Continental Rummy

Continental Rummy is a progressive partnership Rummy card game related to Rumino. It is considered the forerunner of the whole family of rummy games using two packs of cards as one. Its name derives from the fact that it is played throughout the continental Europe, the United States, Mexico, Canada, and also in South America. According to Albert Morehead, it was "at one time the most popular form of Rummy in women's afternoon games, until in 1950 it lost out to Canasta."

Zioncheck is a card game. It is similar to shanghai rummy, contract rummy, or phase 10. Hoyle's book of common card games describes several games as being based upon it, and Contract Rummy is believed to have originated from it.

Chinchón (card game)

Chinchón is a matching card game played in Spain, Uruguay, Argentina, Cape Verde and other places. It is a close variant of Gin rummy, with which it shares the same objective: making sets, groups or runs, of matching cards.

Indian Cherokee Rummy is a card game in India with little variation from original rummy. It may be considered a cross between Rummy 500 and gin rummy. Indian Rummy is a variant of the rummy game popular in India that involves making valid sets out of 13 cards that are distributed among every player on the table. Each player is dealt 13 cards initially; if the number of players is 2, then a 52 cards deck is chosen for the game and if there are 6 players, two decks of 52 cards each is combined for the game. Each player has to draw and discard cards by turns till one player melds his/her cards with valid sets that meet the Rummy validation rules. It could be that Indian Rummy evolved from a version of Rummy in South Asia, Celebes Rummy, also called Rhuk.

Ponytail Canasta

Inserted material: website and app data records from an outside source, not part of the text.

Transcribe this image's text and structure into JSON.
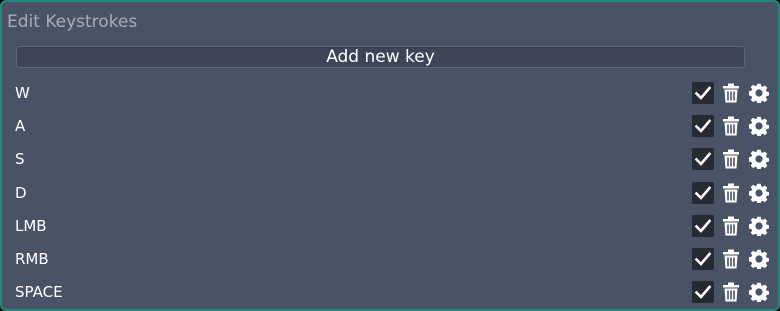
{
  "panel": {
    "title": "Edit Keystrokes",
    "add_button_label": "Add new key"
  },
  "keys": [
    {
      "label": "W",
      "enabled": true
    },
    {
      "label": "A",
      "enabled": true
    },
    {
      "label": "S",
      "enabled": true
    },
    {
      "label": "D",
      "enabled": true
    },
    {
      "label": "LMB",
      "enabled": true
    },
    {
      "label": "RMB",
      "enabled": true
    },
    {
      "label": "SPACE",
      "enabled": true
    }
  ],
  "icons": {
    "checkbox": "check-icon",
    "delete": "trash-icon",
    "settings": "gear-icon"
  },
  "colors": {
    "panel_bg": "#4a5366",
    "border_accent": "#1d8b7a",
    "button_bg": "#3c4455",
    "checkbox_bg": "#252a33",
    "title_text": "#a9adb6"
  }
}
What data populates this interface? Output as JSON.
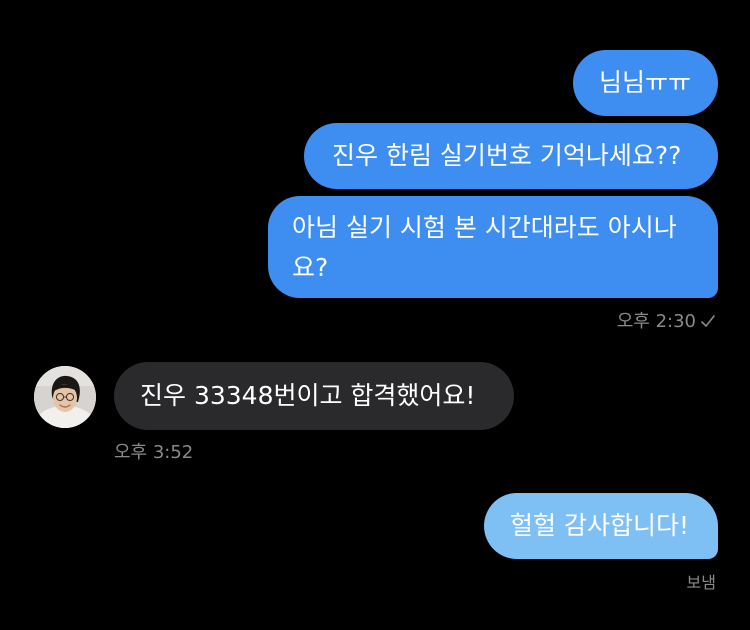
{
  "conversation": {
    "messages": [
      {
        "direction": "outgoing",
        "text": "님님ㅠㅠ"
      },
      {
        "direction": "outgoing",
        "text": "진우 한림 실기번호 기억나세요??"
      },
      {
        "direction": "outgoing",
        "text": "아님 실기 시험 본 시간대라도 아시나요?"
      },
      {
        "direction": "incoming",
        "text": "진우 33348번이고 합격했어요!"
      },
      {
        "direction": "outgoing",
        "text": "헐헐 감사합니다!"
      }
    ],
    "outgoing_time": "오후 2:30",
    "incoming_time": "오후 3:52",
    "delivery_status": "보냄"
  },
  "colors": {
    "background": "#000000",
    "outgoing_bubble": "#3d8ef0",
    "outgoing_bubble_pending": "#7ec0f4",
    "incoming_bubble": "#2a2a2c",
    "meta_text": "#8a8a8e"
  },
  "icons": {
    "read_receipt": "checkmark-icon",
    "sender_avatar": "avatar"
  }
}
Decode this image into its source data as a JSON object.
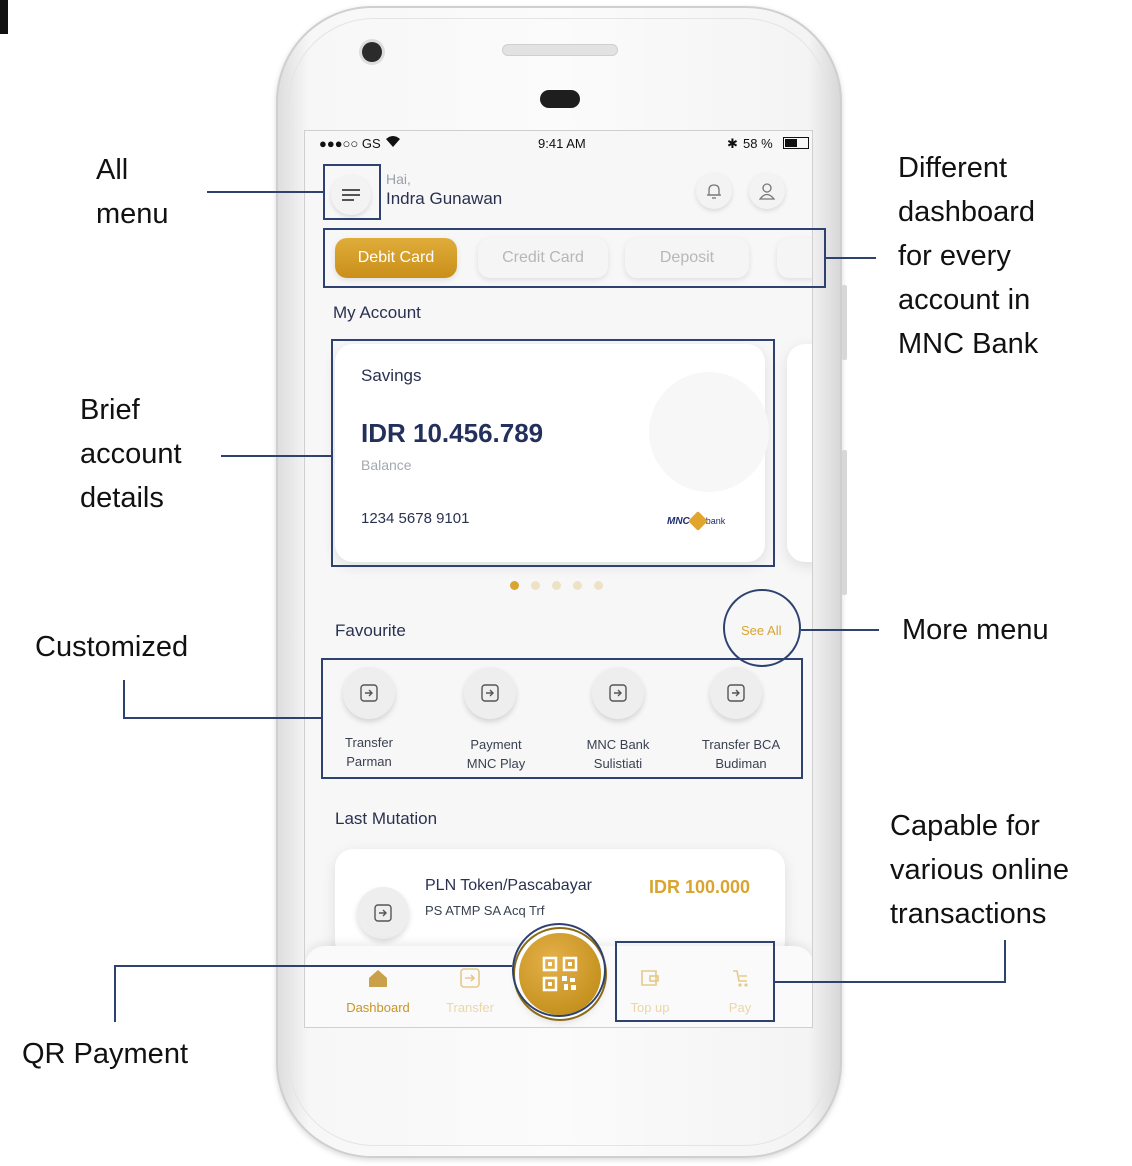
{
  "status_bar": {
    "carrier": "●●●○○ GS",
    "time": "9:41 AM",
    "battery": "58 %"
  },
  "header": {
    "greeting": "Hai,",
    "user_name": "Indra Gunawan"
  },
  "tabs": [
    {
      "label": "Debit Card",
      "active": true
    },
    {
      "label": "Credit Card",
      "active": false
    },
    {
      "label": "Deposit",
      "active": false
    }
  ],
  "my_account": {
    "title": "My Account",
    "card": {
      "type": "Savings",
      "balance": "IDR 10.456.789",
      "balance_label": "Balance",
      "account_number": "1234 5678 9101",
      "logo_text": "MNC",
      "logo_suffix": "bank"
    },
    "pagination": {
      "count": 5,
      "active_index": 0
    }
  },
  "favourite": {
    "title": "Favourite",
    "see_all": "See All",
    "items": [
      {
        "line1": "Transfer",
        "line2": "Parman"
      },
      {
        "line1": "Payment",
        "line2": "MNC Play"
      },
      {
        "line1": "MNC Bank",
        "line2": "Sulistiati"
      },
      {
        "line1": "Transfer BCA",
        "line2": "Budiman"
      }
    ]
  },
  "last_mutation": {
    "title": "Last Mutation",
    "item": {
      "title": "PLN Token/Pascabayar",
      "subtitle": "PS ATMP SA Acq Trf",
      "amount": "IDR 100.000"
    }
  },
  "bottom_nav": {
    "dashboard": "Dashboard",
    "transfer": "Transfer",
    "top_up": "Top up",
    "pay": "Pay"
  },
  "annotations": {
    "all_menu": [
      "All",
      "menu"
    ],
    "dashboard": [
      "Different",
      "dashboard",
      "for every",
      "account in",
      "MNC Bank"
    ],
    "brief": [
      "Brief",
      "account",
      "details"
    ],
    "customized": "Customized",
    "more_menu": "More menu",
    "transactions": [
      "Capable for",
      "various online",
      "transactions"
    ],
    "qr_payment": "QR Payment"
  },
  "colors": {
    "gold": "#d9a430",
    "navy": "#2a3150",
    "annotation": "#2d4270"
  }
}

Ponytail Canasta is a variation of the card game Canasta. The rules for Canasta were standardized in North America around the 1950s, it was this version of the game that gained worldwide popularity. In many countries, Classic Canasta is still played in more or less its original form, sometimes alongside a number of variations.

Buraco is a Rummy-type card game in the Canasta family for four players in fixed partnerships in which the aim is to lay down combinations in groups of cards of equal rank and suit sequences, there being a bonus for combinations of seven cards or more. Buraco is a variation of Canasta which allows both standard melds as well as sequences. It originated from Uruguay and Argentina in the mid-1940s, with apparent characteristics of simplicity and implications that are often unforeseeable and absolutely involving. Its name derives from the Portuguese word "buraco" which means “hole”, applied to the minus score of any of the two partnerships. The game is also popular in the Arab world, specifically in the Persian Gulf; where it is known as 'Baraziliya' (Brazilian). Another popular variation of Buraco is Italian.

Indian Marriage (card game) Card game

Marriage, Marriage Rummy, often called 21-cards rummy, is a Rummy card game, widely played in India using three or more packs of cards.

German Rummy

German Rummy or Rommé is the most popular form of the worldwide game, Rummy, played in Austria and Germany. It is a game for 2 to 6 players and is played with two packs of French playing cards, each comprising 52 cards and 3 jokers. There are no partnerships, every player plays for him- or herself. In Germany, the Germany Rummy Association is the umbrella organisation for local rummy clubs and organises national competitions. The game is often just known as Rommé in Germany and Rummy in Austria.

Viennese Rummy

Viennese Rummy is a matching card game of the Rummy family for 2-6 people played in continental Europe.

References

  1. Parlett, David (1978). The Penguin Book of Card Games. ISBN   978-0-14-103787-5.
  2. "Parlett's Historic Card Games: Gin Rummy – David Parlett".
  3. "Basic Rummy Guide".
  4. "Rules of Rummy". Pagat. Retrieved 27 December 2015.
  5. McLeod, John (2016-11-03). "Rules of Card Games: Tripoli". www.pagat.com. Retrieved 2019-12-31.